**YOUR GOAL:** How many lines below contain the string "this"? Reply with the figure and no further words.

BEGIN WORKING DATA

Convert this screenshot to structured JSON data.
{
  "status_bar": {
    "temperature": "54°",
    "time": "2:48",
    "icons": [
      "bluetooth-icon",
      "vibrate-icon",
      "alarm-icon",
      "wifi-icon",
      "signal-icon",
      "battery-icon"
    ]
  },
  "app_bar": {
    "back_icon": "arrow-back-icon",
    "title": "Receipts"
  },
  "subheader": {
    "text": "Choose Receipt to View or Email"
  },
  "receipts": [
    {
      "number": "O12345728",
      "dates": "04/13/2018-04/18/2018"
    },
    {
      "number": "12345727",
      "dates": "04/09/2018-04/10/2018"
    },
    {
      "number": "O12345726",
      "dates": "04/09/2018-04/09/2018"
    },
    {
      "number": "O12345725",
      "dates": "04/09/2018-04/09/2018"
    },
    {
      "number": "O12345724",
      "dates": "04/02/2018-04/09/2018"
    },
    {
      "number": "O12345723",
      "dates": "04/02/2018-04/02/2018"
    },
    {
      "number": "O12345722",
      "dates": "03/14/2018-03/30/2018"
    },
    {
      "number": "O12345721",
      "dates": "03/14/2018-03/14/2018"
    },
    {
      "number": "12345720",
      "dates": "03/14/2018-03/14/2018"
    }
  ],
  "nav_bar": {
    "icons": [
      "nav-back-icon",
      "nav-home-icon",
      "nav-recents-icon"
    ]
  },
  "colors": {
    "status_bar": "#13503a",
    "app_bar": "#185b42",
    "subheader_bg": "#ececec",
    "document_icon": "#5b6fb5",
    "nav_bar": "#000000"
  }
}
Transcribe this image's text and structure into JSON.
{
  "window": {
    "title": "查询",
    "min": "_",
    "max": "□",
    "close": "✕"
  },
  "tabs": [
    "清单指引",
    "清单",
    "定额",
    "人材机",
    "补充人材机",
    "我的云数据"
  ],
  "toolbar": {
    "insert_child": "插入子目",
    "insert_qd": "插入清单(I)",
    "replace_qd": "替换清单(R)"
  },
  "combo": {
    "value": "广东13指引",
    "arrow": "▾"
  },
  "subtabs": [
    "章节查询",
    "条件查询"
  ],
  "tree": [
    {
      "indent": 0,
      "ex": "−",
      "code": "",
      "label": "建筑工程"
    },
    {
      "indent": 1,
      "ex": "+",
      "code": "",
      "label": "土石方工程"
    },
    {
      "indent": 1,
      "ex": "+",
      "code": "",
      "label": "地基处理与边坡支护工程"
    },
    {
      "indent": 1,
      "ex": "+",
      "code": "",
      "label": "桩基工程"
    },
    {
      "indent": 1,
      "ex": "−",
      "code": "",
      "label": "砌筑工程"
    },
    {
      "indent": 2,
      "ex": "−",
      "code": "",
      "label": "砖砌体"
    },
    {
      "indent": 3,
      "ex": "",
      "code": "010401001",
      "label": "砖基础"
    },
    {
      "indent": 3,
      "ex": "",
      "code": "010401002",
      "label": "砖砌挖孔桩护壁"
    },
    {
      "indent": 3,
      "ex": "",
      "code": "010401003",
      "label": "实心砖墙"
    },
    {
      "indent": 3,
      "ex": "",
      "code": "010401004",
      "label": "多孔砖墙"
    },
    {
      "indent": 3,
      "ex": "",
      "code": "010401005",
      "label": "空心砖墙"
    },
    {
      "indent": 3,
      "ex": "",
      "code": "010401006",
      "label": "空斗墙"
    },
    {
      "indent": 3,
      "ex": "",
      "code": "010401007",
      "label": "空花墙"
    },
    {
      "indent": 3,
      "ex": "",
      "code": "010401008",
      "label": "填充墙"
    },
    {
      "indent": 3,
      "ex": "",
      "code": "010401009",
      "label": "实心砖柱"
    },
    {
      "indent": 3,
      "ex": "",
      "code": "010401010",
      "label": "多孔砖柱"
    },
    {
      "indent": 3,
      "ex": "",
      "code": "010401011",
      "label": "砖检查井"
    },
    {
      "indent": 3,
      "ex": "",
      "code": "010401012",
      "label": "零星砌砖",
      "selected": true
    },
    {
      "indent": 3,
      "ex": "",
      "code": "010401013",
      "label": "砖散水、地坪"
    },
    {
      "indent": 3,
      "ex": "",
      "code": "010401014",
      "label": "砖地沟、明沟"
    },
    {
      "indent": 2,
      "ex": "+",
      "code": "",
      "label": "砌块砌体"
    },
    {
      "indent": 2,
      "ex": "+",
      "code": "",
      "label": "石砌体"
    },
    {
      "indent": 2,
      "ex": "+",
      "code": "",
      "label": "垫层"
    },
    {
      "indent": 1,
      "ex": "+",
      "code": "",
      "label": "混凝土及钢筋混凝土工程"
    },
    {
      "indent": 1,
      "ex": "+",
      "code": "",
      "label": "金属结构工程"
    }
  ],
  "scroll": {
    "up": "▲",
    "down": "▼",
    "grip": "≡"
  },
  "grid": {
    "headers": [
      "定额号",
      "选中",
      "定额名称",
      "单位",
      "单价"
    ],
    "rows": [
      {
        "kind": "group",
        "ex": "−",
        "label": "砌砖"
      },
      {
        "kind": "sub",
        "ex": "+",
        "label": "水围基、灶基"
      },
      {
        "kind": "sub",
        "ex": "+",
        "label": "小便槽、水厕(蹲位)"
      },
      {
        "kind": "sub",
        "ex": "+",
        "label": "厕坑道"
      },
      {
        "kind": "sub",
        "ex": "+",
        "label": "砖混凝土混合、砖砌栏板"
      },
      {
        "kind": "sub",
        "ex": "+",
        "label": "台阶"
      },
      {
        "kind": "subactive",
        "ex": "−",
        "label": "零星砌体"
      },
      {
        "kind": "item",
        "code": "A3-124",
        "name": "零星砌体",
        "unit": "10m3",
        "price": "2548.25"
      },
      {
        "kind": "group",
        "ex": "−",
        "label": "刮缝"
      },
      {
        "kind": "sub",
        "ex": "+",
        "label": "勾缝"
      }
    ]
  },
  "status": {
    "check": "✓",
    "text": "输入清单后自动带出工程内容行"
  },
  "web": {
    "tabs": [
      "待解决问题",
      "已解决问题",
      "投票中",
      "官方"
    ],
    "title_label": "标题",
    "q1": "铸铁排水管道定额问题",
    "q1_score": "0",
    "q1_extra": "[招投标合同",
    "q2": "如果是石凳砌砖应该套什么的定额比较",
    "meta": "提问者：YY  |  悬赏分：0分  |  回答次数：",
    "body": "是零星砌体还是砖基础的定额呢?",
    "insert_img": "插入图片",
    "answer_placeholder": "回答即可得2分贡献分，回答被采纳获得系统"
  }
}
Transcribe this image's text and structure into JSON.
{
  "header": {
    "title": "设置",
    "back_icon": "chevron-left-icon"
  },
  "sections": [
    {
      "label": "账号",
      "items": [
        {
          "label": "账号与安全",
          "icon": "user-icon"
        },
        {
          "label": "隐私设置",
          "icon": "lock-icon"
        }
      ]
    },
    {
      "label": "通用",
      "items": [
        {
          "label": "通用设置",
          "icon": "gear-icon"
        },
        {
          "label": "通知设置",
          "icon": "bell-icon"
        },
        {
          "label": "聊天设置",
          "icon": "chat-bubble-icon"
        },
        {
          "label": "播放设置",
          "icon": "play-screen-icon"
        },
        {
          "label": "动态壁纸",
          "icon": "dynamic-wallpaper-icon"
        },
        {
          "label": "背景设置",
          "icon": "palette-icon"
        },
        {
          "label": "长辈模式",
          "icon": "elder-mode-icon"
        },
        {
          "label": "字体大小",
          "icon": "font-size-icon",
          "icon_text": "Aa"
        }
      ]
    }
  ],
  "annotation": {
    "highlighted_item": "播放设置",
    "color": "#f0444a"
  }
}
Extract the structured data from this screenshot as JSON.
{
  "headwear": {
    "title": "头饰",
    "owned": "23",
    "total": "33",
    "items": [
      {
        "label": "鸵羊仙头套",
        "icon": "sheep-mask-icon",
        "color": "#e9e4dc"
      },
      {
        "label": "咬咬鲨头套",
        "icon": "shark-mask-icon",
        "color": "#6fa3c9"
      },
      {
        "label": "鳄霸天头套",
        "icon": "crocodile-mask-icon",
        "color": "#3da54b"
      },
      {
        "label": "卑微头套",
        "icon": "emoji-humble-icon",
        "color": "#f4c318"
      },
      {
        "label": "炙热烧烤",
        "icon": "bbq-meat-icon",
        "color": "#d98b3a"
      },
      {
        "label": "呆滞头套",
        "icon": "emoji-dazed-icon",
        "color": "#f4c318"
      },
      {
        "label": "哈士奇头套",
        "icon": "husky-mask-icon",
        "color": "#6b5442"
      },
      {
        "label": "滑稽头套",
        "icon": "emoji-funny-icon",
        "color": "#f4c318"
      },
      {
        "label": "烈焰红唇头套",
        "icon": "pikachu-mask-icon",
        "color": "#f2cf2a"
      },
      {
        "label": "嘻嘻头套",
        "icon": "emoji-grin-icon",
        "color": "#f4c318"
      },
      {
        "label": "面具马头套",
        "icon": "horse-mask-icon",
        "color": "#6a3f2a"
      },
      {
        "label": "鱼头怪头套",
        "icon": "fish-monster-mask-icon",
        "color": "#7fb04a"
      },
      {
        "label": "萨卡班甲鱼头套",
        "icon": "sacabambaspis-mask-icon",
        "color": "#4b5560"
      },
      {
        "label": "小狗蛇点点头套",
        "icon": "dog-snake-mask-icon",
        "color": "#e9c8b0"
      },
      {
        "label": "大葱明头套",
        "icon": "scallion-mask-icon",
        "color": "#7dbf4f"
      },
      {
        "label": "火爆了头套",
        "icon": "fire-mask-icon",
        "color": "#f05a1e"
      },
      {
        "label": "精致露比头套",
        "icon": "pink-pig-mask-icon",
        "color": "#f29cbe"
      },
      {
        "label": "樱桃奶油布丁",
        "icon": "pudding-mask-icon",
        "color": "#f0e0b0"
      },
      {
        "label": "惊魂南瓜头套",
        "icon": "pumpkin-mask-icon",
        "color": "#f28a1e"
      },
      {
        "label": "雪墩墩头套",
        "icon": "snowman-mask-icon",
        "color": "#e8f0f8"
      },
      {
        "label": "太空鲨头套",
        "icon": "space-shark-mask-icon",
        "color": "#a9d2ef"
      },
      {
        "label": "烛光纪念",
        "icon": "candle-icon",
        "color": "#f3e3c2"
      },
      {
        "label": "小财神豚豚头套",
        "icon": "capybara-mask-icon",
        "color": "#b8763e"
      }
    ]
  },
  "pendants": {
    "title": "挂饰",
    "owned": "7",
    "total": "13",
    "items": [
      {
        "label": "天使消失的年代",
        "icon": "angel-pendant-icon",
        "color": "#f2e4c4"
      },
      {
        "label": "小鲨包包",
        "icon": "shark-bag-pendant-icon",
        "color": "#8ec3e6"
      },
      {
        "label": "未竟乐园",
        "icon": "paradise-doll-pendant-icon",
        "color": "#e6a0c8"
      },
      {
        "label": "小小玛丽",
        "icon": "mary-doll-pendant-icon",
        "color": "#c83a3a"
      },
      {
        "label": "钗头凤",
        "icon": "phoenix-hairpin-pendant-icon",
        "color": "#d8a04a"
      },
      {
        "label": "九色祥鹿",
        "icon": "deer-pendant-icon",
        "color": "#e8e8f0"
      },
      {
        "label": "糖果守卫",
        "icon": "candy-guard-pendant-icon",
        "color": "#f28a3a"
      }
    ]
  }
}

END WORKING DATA

**RESULT BELOW:** 4